* _The data_:
________________

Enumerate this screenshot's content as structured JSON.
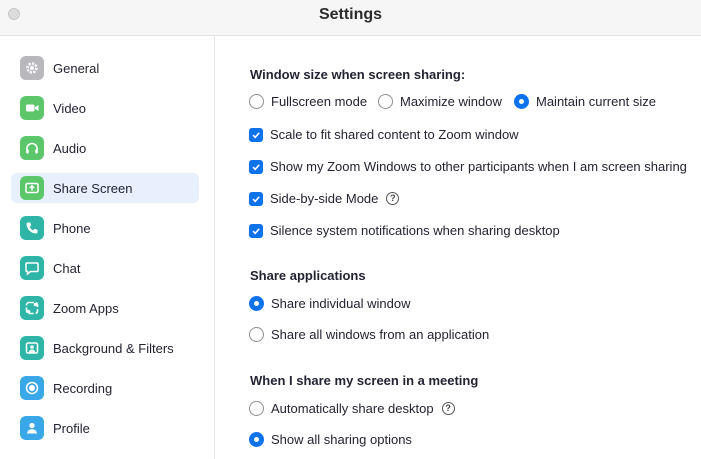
{
  "window": {
    "title": "Settings"
  },
  "sidebar": {
    "items": [
      {
        "label": "General",
        "icon": "gear-icon",
        "color": "#b8b8bd"
      },
      {
        "label": "Video",
        "icon": "video-camera-icon",
        "color": "#5cc66b"
      },
      {
        "label": "Audio",
        "icon": "headphones-icon",
        "color": "#5cc66b"
      },
      {
        "label": "Share Screen",
        "icon": "share-screen-icon",
        "color": "#5cc66b",
        "active": true
      },
      {
        "label": "Phone",
        "icon": "phone-icon",
        "color": "#2fb5a7"
      },
      {
        "label": "Chat",
        "icon": "chat-icon",
        "color": "#2fb5a7"
      },
      {
        "label": "Zoom Apps",
        "icon": "zoom-apps-icon",
        "color": "#2fb5a7"
      },
      {
        "label": "Background & Filters",
        "icon": "background-filters-icon",
        "color": "#2fb5a7"
      },
      {
        "label": "Recording",
        "icon": "recording-icon",
        "color": "#3aa7e8"
      },
      {
        "label": "Profile",
        "icon": "profile-icon",
        "color": "#3aa7e8"
      }
    ]
  },
  "sections": {
    "window_size": {
      "title": "Window size when screen sharing:",
      "radios": [
        {
          "label": "Fullscreen mode",
          "selected": false
        },
        {
          "label": "Maximize window",
          "selected": false
        },
        {
          "label": "Maintain current size",
          "selected": true
        }
      ],
      "checks": [
        {
          "label": "Scale to fit shared content to Zoom window",
          "checked": true
        },
        {
          "label": "Show my Zoom Windows to other participants when I am screen sharing",
          "checked": true
        },
        {
          "label": "Side-by-side Mode",
          "checked": true,
          "help": "?"
        },
        {
          "label": "Silence system notifications when sharing desktop",
          "checked": true
        }
      ]
    },
    "share_apps": {
      "title": "Share applications",
      "radios": [
        {
          "label": "Share individual window",
          "selected": true
        },
        {
          "label": "Share all windows from an application",
          "selected": false
        }
      ]
    },
    "meeting_share": {
      "title": "When I share my screen in a meeting",
      "radios": [
        {
          "label": "Automatically share desktop",
          "selected": false,
          "help": "?"
        },
        {
          "label": "Show all sharing options",
          "selected": true
        }
      ]
    }
  },
  "colors": {
    "accent": "#0e72ed",
    "active_bg": "#e7f0fc"
  }
}
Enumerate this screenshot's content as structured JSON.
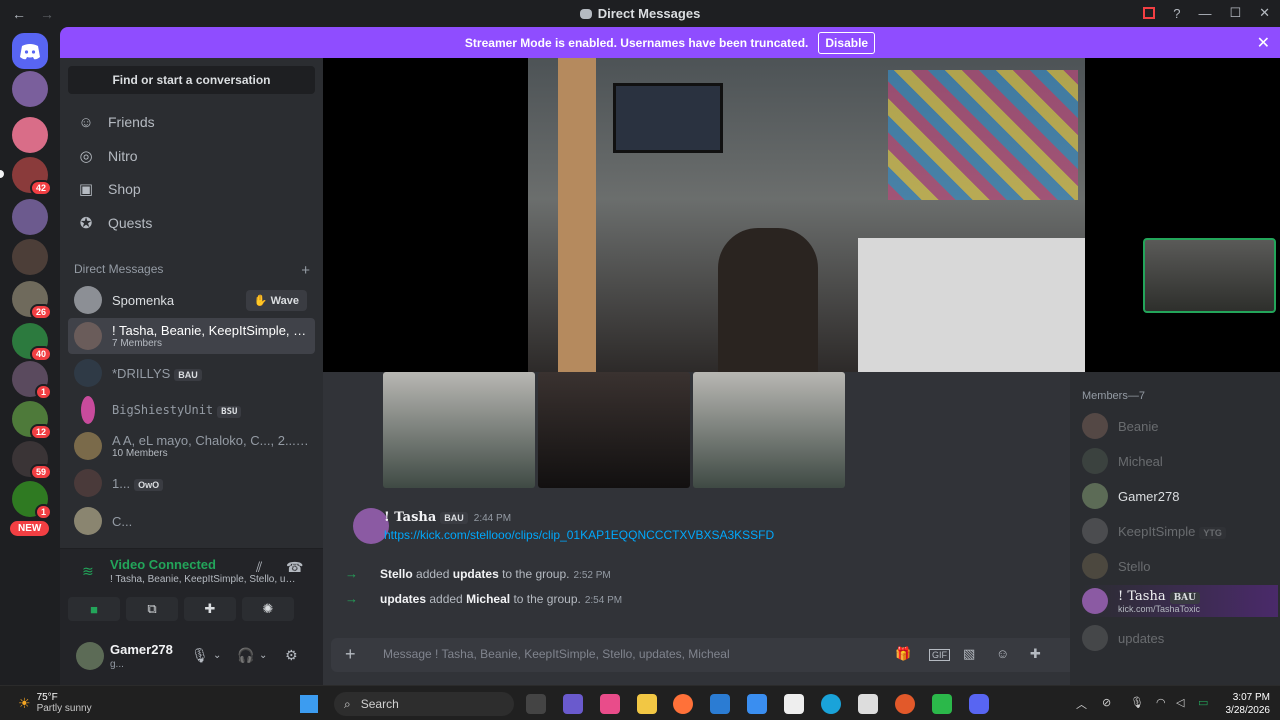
{
  "titlebar": {
    "title": "Direct Messages",
    "back": "←",
    "forward": "→"
  },
  "streamer": {
    "message": "Streamer Mode is enabled. Usernames have been truncated.",
    "disable_label": "Disable",
    "close": "✕"
  },
  "rail": {
    "badges": [
      "42",
      "26",
      "40",
      "1",
      "12",
      "59",
      "1"
    ],
    "new_label": "NEW"
  },
  "sidebar": {
    "find_label": "Find or start a conversation",
    "nav": [
      {
        "label": "Friends",
        "icon": "☺"
      },
      {
        "label": "Nitro",
        "icon": "◎"
      },
      {
        "label": "Shop",
        "icon": "▣"
      },
      {
        "label": "Quests",
        "icon": "✪"
      }
    ],
    "dm_header": "Direct Messages",
    "dm_add": "+",
    "dms": [
      {
        "name": "Spomenka",
        "sub": "",
        "tag": "",
        "wave": "Wave"
      },
      {
        "name": "! Tasha, Beanie, KeepItSimple, St...",
        "sub": "7 Members",
        "tag": ""
      },
      {
        "name": "*DRILLYS",
        "sub": "",
        "tag": "BAU"
      },
      {
        "name": "BigShiestyUnit",
        "sub": "",
        "tag": "BSU"
      },
      {
        "name": "A A, eL mayo, Chaloko, C..., 2..., ...",
        "sub": "10 Members",
        "tag": ""
      },
      {
        "name": "1...",
        "sub": "",
        "tag": "OwO"
      },
      {
        "name": "C...",
        "sub": "",
        "tag": ""
      }
    ]
  },
  "voice": {
    "title": "Video Connected",
    "subtitle": "! Tasha, Beanie, KeepItSimple, Stello, upd..."
  },
  "user": {
    "name": "Gamer278",
    "status": "g..."
  },
  "chat": {
    "message": {
      "author": "! Tasha",
      "tag": "BAU",
      "time": "2:44 PM",
      "link": "https://kick.com/stellooo/clips/clip_01KAP1EQQNCCCTXVBXSA3KSSFD"
    },
    "system": [
      {
        "actor": "Stello",
        "verb": "added",
        "target": "updates",
        "suffix": "to the group.",
        "time": "2:52 PM"
      },
      {
        "actor": "updates",
        "verb": "added",
        "target": "Micheal",
        "suffix": "to the group.",
        "time": "2:54 PM"
      }
    ],
    "composer_placeholder": "Message ! Tasha, Beanie, KeepItSimple, Stello, updates, Micheal"
  },
  "members": {
    "header": "Members—7",
    "list": [
      {
        "name": "Beanie",
        "sub": "",
        "tag": ""
      },
      {
        "name": "Micheal",
        "sub": "",
        "tag": ""
      },
      {
        "name": "Gamer278",
        "sub": "",
        "tag": ""
      },
      {
        "name": "KeepItSimple",
        "sub": "",
        "tag": "YTG"
      },
      {
        "name": "Stello",
        "sub": "",
        "tag": ""
      },
      {
        "name": "! Tasha",
        "sub": "kick.com/TashaToxic",
        "tag": "BAU"
      },
      {
        "name": "updates",
        "sub": "",
        "tag": ""
      }
    ]
  },
  "taskbar": {
    "temp": "75°F",
    "weather": "Partly sunny",
    "search": "Search",
    "time": "3:07 PM",
    "date": "3/28/2026"
  },
  "colors": {
    "accent": "#5865f2",
    "streamer": "#8f4dff",
    "online": "#23a55a",
    "link": "#00a8fc"
  }
}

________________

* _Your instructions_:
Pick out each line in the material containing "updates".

* _Answer section_:
        "target": "updates",
        "actor": "updates",
    "composer_placeholder": "Message ! Tasha, Beanie, KeepItSimple, Stello, updates, Micheal"
        "name": "updates",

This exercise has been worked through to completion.